Lexington Cemetery: Incorporated in 1849, Lexington Cemetery was laid out as a natural landscape park. Both Confederate and Union soldiers are buried in this cemetery as well as General John Hunt Morgan. Other noted men, including Henry Clay, James Lane Allen, and John C. Breckinridge, and the Mary Todd Lincoln family are also interred here.
Transylvania University, one of the oldest colleges in Kentucky, is the alma mater of Jefferson Davis. It was occupied by Federal troops for use as a hospital during the war . The university has been linked with many other famous names in American history since its inception. George Washington, Thomas Jefferson, John Adams, and Aaron Burr were early supporters of the fledgling institution, and Henry Clay was both a law professor and a member of Transylvania's board of trustees. The University also takes pride in a distinguished roster of alumni who have helped shape American history, including Stephen Austin, Cassius M. clay, two United States Vice-Presidents, 50 United States senators, and 36 governors.
Mary Todd Lincoln House, built in 1806, is also located in Lexington. Mary Todd lived here while attending John Ward's school nearby, but then later she lived (during weekdays) at Charlotte Mentelle's boarding school across from Henry Clay's estate, Ashland.
Civil War Historical Monuments in Lexington:
Morgan House (State Marker 3, 2nd & Mill Sts., Lexington, Fayette Co
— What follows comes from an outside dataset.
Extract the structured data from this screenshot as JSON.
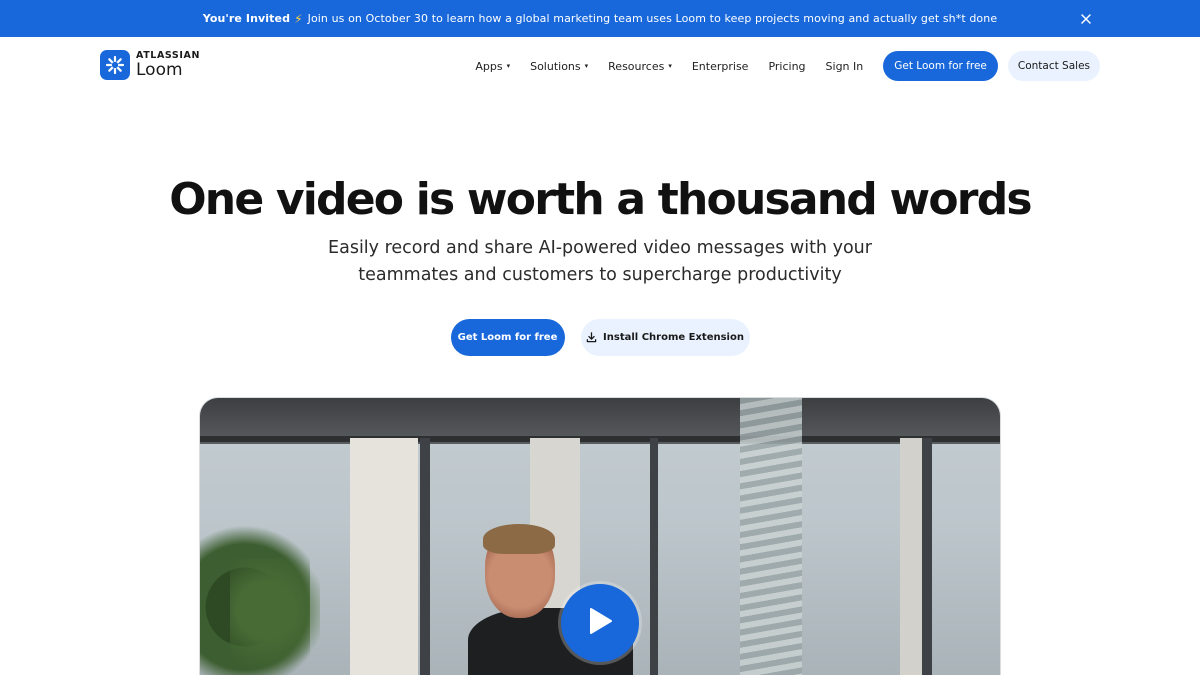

Jefferson Davis (State Marker 4, Limestone & High Sts., Lexington, Fayette Co.)
John Hunt Morgan (1825-1864) (State Marker 1809, Fayette Co. Courthouse, Lexington, Fayette Co.)
Lexington Cemetery (State Marker 1550, West Main St., Lexington, US 421, Fayette Co.)
Todd House (State Marker 11, 573 W. Main St., Lexington, Fayette Co.)
Mary Todd Lincoln (State Marker 12, 501 Short St., Lexington, Fayette Co.)
Colonel George Nicholas (State Marker 125, Episcopal Cemetery, E. 3rd, Lexington, Fayette Co.)
Fort Clay (State Marker 9, West end of viaduct, Lexington, US 60, Fayette Co.)
Thomas Hunt Morgan (State Marker 1714, 210 N. Broadway, Lexington, Fayette Co.)